[Recorded information]

============================================================

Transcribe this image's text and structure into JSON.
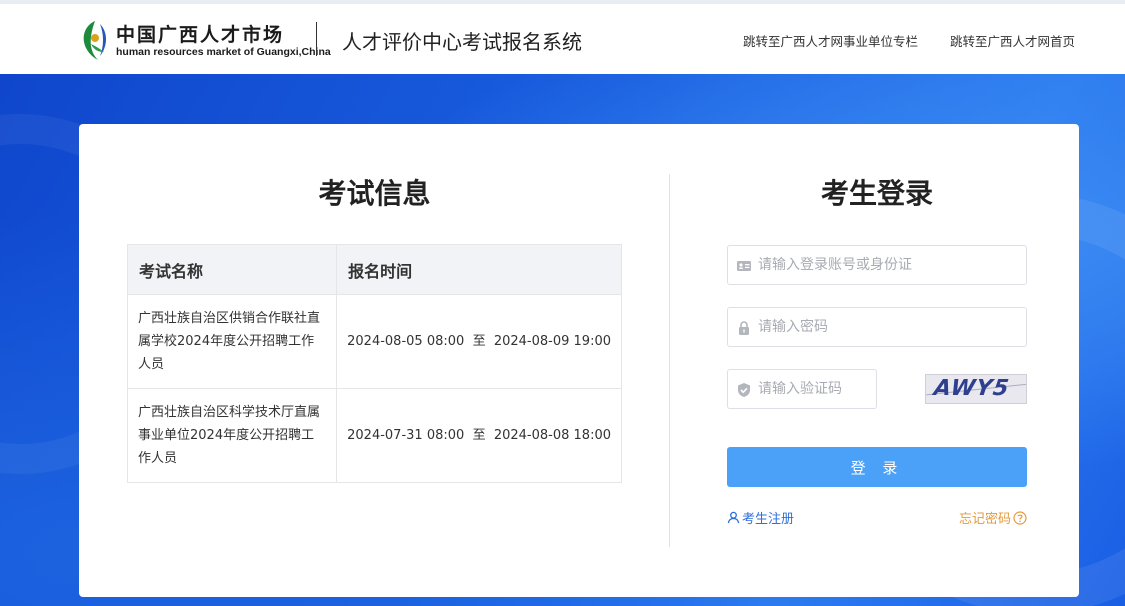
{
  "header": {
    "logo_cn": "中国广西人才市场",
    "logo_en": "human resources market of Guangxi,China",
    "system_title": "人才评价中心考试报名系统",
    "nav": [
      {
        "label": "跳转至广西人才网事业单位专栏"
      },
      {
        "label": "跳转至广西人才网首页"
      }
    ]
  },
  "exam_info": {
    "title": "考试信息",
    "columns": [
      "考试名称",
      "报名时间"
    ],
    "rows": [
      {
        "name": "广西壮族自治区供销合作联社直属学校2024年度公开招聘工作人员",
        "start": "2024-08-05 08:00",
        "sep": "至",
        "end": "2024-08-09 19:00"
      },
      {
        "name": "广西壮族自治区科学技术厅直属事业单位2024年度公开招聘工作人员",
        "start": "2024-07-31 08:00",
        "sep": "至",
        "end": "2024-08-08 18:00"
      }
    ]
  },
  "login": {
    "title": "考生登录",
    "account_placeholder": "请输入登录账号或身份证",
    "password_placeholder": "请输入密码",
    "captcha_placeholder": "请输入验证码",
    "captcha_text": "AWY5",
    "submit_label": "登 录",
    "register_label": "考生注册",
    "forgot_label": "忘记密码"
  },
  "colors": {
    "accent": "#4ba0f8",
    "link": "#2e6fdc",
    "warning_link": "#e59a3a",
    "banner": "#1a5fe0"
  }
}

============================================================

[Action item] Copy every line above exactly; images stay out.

[Answer below]
Transcribe this image's text and structure into JSON.
{
  "header": {
    "logo_cn": "中国广西人才市场",
    "logo_en": "human resources market of Guangxi,China",
    "system_title": "人才评价中心考试报名系统",
    "nav": [
      {
        "label": "跳转至广西人才网事业单位专栏"
      },
      {
        "label": "跳转至广西人才网首页"
      }
    ]
  },
  "exam_info": {
    "title": "考试信息",
    "columns": [
      "考试名称",
      "报名时间"
    ],
    "rows": [
      {
        "name": "广西壮族自治区供销合作联社直属学校2024年度公开招聘工作人员",
        "start": "2024-08-05 08:00",
        "sep": "至",
        "end": "2024-08-09 19:00"
      },
      {
        "name": "广西壮族自治区科学技术厅直属事业单位2024年度公开招聘工作人员",
        "start": "2024-07-31 08:00",
        "sep": "至",
        "end": "2024-08-08 18:00"
      }
    ]
  },
  "login": {
    "title": "考生登录",
    "account_placeholder": "请输入登录账号或身份证",
    "password_placeholder": "请输入密码",
    "captcha_placeholder": "请输入验证码",
    "captcha_text": "AWY5",
    "submit_label": "登 录",
    "register_label": "考生注册",
    "forgot_label": "忘记密码"
  },
  "colors": {
    "accent": "#4ba0f8",
    "link": "#2e6fdc",
    "warning_link": "#e59a3a",
    "banner": "#1a5fe0"
  }
}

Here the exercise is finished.